Technical Q&A QA1831

Adding Bluetooth LE MIDI Support

Q:  How can I add Bluetooth LE MIDI support to my application?

A: With the release of iOS 8 and OS X Yosemite, sending and receiving MIDI data is supported using Bluetooth Low Energy connections on any iOS device or Mac that has native Bluetooth Low Energy support. All established connections are secure which means that pairing is enforced and connections cannot be made to your devices without your explicit consent.

After a connection is established, it simply appears as an ordinary MIDI device that any MIDI application can communicate with.


There are two key roles involved in a Bluetooth connection; the Central and the Peripheral. In order to have a Bluetooth connection one Central and a minimum of one Peripheral device is required.

The Peripheral's job is to become discoverable and advertise that it has some functionality you can connect to. For Bluetooth MIDI, the peripheral side will advertise its MIDI capabilities. The Central may scan for a Peripheral device that is advertising MIDI capability and then establish a connection.

After a Bluetooth connection has been established, MIDI data can be transferred bi-directionally between the Central and the Peripheral. Both iOS devices and Macs can play either role allowing Mac to Mac, iOS to iOS, Mac to iOS or iOS to Mac connections.


The Audio MIDI Setup applications provides a Bluetooth configuration icon in the MIDI Studio Panel (see Figure 1) that allows a Mac to play the role of either Central or Peripheral.

Double clicking the Bluetooth configuration icon will open a new window (see Figure 2). This window will allow you to play either the Central or the Peripheral role. In the top part of this window (this is the Peripheral view) click the Advertise button to become discoverable. This will allow the Mac to take on the role of Peripheral. When advertising, the buttons name will change to Stop Advertising which can be pressed to stop discoverability.

In the bottom part of the window (this is the Central view) you can connect to a device advertising MIDI functionality allowing the Mac to take on the role of Central.
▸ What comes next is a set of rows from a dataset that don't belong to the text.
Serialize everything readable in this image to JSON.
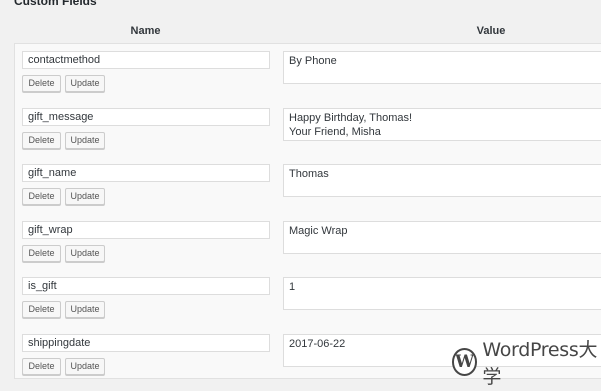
{
  "box_title": "Custom Fields",
  "columns": {
    "name": "Name",
    "value": "Value"
  },
  "buttons": {
    "delete": "Delete",
    "update": "Update"
  },
  "fields": [
    {
      "name": "contactmethod",
      "value": "By Phone"
    },
    {
      "name": "gift_message",
      "value": "Happy Birthday, Thomas!\nYour Friend, Misha"
    },
    {
      "name": "gift_name",
      "value": "Thomas"
    },
    {
      "name": "gift_wrap",
      "value": "Magic Wrap"
    },
    {
      "name": "is_gift",
      "value": "1"
    },
    {
      "name": "shippingdate",
      "value": "2017-06-22"
    }
  ],
  "watermark": {
    "text": "WordPress大学",
    "logo_letter": "W"
  }
}
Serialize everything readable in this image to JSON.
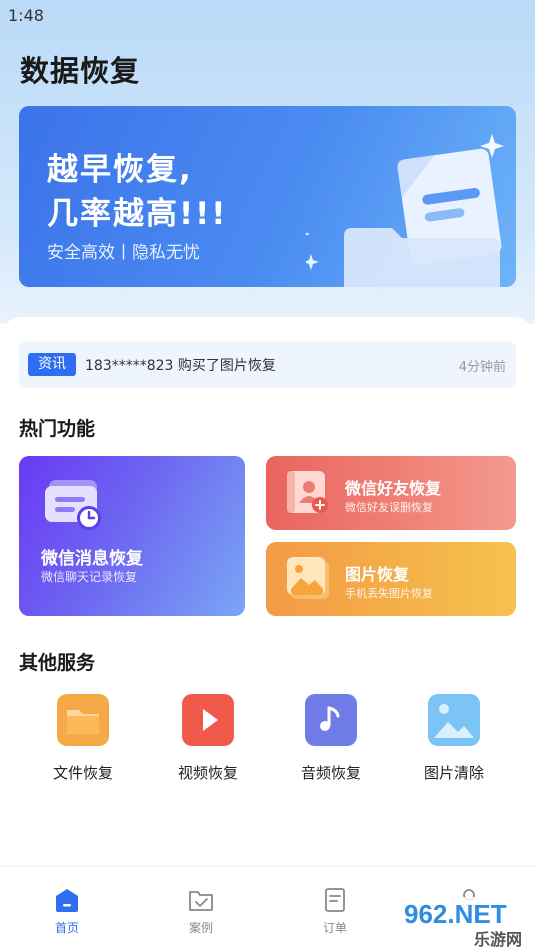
{
  "status_bar": {
    "time": "1:48"
  },
  "app": {
    "title": "数据恢复"
  },
  "banner": {
    "line1": "越早恢复,",
    "line2": "几率越高!!!",
    "subtitle": "安全高效丨隐私无忧"
  },
  "news": {
    "tag": "资讯",
    "text": "183*****823 购买了图片恢复",
    "time": "4分钟前"
  },
  "hot_features": {
    "title": "热门功能",
    "items": [
      {
        "title": "微信消息恢复",
        "subtitle": "微信聊天记录恢复",
        "icon": "chat-clock-icon"
      },
      {
        "title": "微信好友恢复",
        "subtitle": "微信好友误删恢复",
        "icon": "contact-add-icon"
      },
      {
        "title": "图片恢复",
        "subtitle": "手机丢失图片恢复",
        "icon": "picture-icon"
      }
    ]
  },
  "other_services": {
    "title": "其他服务",
    "items": [
      {
        "label": "文件恢复",
        "icon": "folder-icon"
      },
      {
        "label": "视频恢复",
        "icon": "play-icon"
      },
      {
        "label": "音频恢复",
        "icon": "music-note-icon"
      },
      {
        "label": "图片清除",
        "icon": "image-icon"
      }
    ]
  },
  "bottom_nav": {
    "items": [
      {
        "label": "首页",
        "icon": "home-icon",
        "active": true
      },
      {
        "label": "案例",
        "icon": "folder-check-icon",
        "active": false
      },
      {
        "label": "订单",
        "icon": "document-icon",
        "active": false
      },
      {
        "label": "",
        "icon": "profile-icon",
        "active": false
      }
    ]
  },
  "watermark": {
    "text": "962.NET",
    "sub": "乐游网"
  },
  "colors": {
    "accent": "#2f6ef1",
    "hot_purple": "#6a39f3",
    "hot_red": "#ea645f",
    "hot_orange": "#f39a45"
  }
}
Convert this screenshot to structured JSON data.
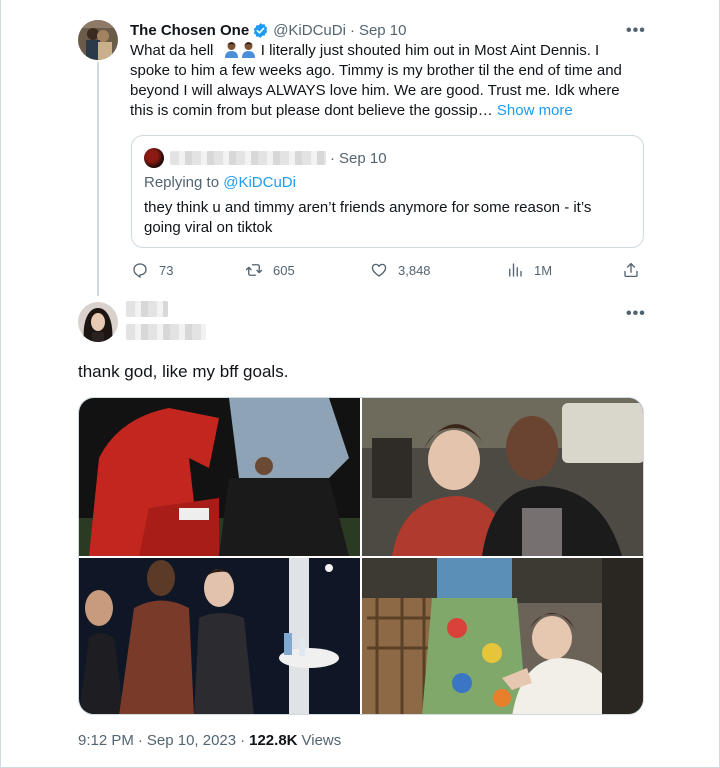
{
  "tweet": {
    "author_name": "The Chosen One",
    "author_handle": "@KiDCuDi",
    "dot": "·",
    "date": "Sep 10",
    "more_icon": "more-horizontal-icon",
    "body_lines": [
      [
        "What da hell",
        " I literally just shouted him out in Most Aint Dennis.  I"
      ],
      "spoke to him a few weeks ago.  Timmy is my brother til the end of time and",
      "beyond I will always ALWAYS love him.  We are good.  Trust me.  Idk where",
      "this is comin from but please dont believe the gossip…"
    ],
    "show_more": "Show more",
    "quote": {
      "date": "Sep 10",
      "replying_prefix": "Replying to",
      "replying_handle": "@KiDCuDi",
      "text_lines": [
        "they think u and timmy aren’t friends anymore for some reason - it’s",
        "going viral on tiktok"
      ]
    },
    "actions": {
      "replies": "73",
      "retweets": "605",
      "likes": "3,848",
      "views": "1M"
    }
  },
  "reply": {
    "text": "thank god, like my bff goals.",
    "timestamp_time": "9:12 PM",
    "timestamp_date": "Sep 10, 2023",
    "views_count": "122.8K",
    "views_label": "Views"
  },
  "colors": {
    "accent": "#1d9bf0",
    "muted": "#536471",
    "text": "#0f1419",
    "border": "#cfd9de"
  }
}
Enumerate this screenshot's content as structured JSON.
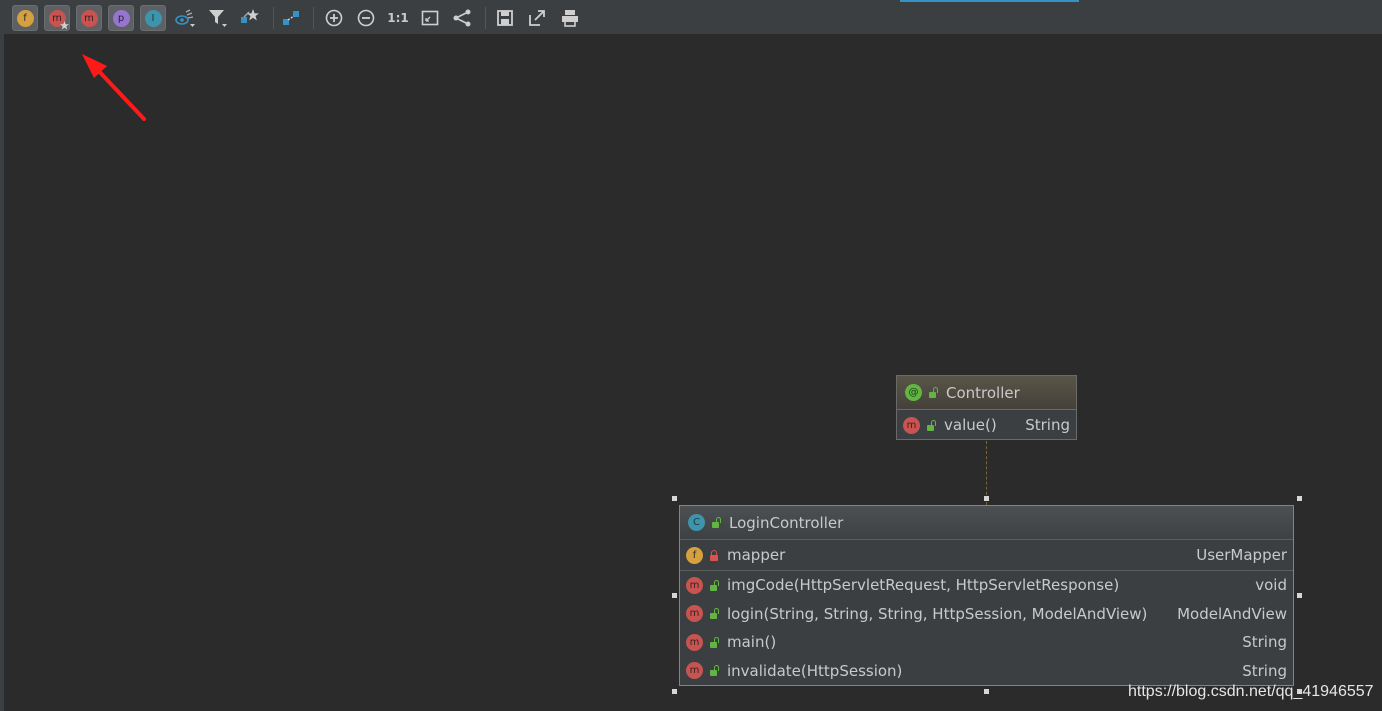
{
  "toolbar": {
    "toggles": [
      {
        "name": "show-fields-icon",
        "glyph": "f"
      },
      {
        "name": "show-constructors-icon",
        "glyph": "m"
      },
      {
        "name": "show-methods-icon",
        "glyph": "m"
      },
      {
        "name": "show-properties-icon",
        "glyph": "p"
      },
      {
        "name": "show-inner-classes-icon",
        "glyph": "I"
      }
    ],
    "actual_size_label": "1:1"
  },
  "annotation_node": {
    "badge": "@",
    "name": "Controller",
    "members": [
      {
        "badge": "m",
        "name": "value()",
        "type": "String"
      }
    ]
  },
  "class_node": {
    "badge": "C",
    "name": "LoginController",
    "fields": [
      {
        "badge": "f",
        "name": "mapper",
        "type": "UserMapper",
        "visibility": "private"
      }
    ],
    "methods": [
      {
        "badge": "m",
        "name": "imgCode(HttpServletRequest, HttpServletResponse)",
        "type": "void"
      },
      {
        "badge": "m",
        "name": "login(String, String, String, HttpSession, ModelAndView)",
        "type": "ModelAndView"
      },
      {
        "badge": "m",
        "name": "main()",
        "type": "String"
      },
      {
        "badge": "m",
        "name": "invalidate(HttpSession)",
        "type": "String"
      }
    ]
  },
  "watermark": "https://blog.csdn.net/qq_41946557",
  "colors": {
    "background": "#2b2b2b",
    "toolbar": "#3c3f41",
    "selection_border": "#5a89d6",
    "annotation_arrow": "#ff2020"
  }
}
Once the pairing happens, a new MIDI device will appear in the setup and any application making use of MIDI devices will be able to see the device and communicate with it.

Figure 1  Audio MIDI Setup MIDI Studio panel showing Bluetooth Configuration Icon.
Figure 2  Audio MIDI Setup Bluetooth Configuration Window.


There are two view controller objects which are part of the CoreAudioKit framework that can be used to manage Bluetooth MIDI connections on iOS. Both of these Bluetooth MIDI view controllers inherit from UIViewController.

CABTMIDICentralViewController allows an application to play the role of the Central, which means the application can scan and connect to a Peripheral device.

CABTMIDILocalPeripheralViewController allows an application to play the role of Peripheral, which allows the application to advertise its services and wait for a connection.

The code in Listings 1 and 2 demonstrate how these view controllers can be displayed. The techniques shown may be used interchangeably with both view controllers. Please see the View Controller Programming Guide for iOS for more information.

Listing 1  Presenting a CABTMIDICentralViewController

- (void)doneAction:(id)sender
    [self dismissViewControllerAnimated:YES completion:nil];
- (IBAction)configureCentral:(id)sender
    CABTMIDICentralViewController *viewController = [CABTMIDICentralViewController new];
    UINavigationController *navController = [[UINavigationController alloc] initWithRootViewController:viewController];
    // this will present a view controller as a popover in iPad and modal VC on iPhone
    viewController.navigationItem.rightBarButtonItem =
        [[UIBarButtonItem alloc] initWithBarButtonSystemItem:UIBarButtonSystemItemDone
    navController.modalPresentationStyle = UIModalPresentationPopover;
    UIPopoverPresentationController *popC = navController.popoverPresentationController;
    popC.permittedArrowDirections = UIPopoverArrowDirectionAny;
    popC.sourceRect = [sender frame];
    UIButton *button = (UIButton *)sender;
    popC.sourceView = button.superview;
    [self presentViewController:navController animated:YES completion:nil];

Listing 2  Pushing a CABTMIDILocalPeripheralViewController

- (IBAction)configureLocalPeripheral:(UIButton *)sender {
    CABTMIDILocalPeripheralViewController *viewController = [[CABTMIDILocalPeripheralViewController alloc] init];
    [self.navigationController pushViewController: viewController animated:YES];


What's New In Core Audio - WWDC 2014 Session 501

View Controller Programming Guide for iOS

Document Revision History


New document that summarizes how to use Bluetooth LE MIDI starting with iOS 8 and OS X 10.10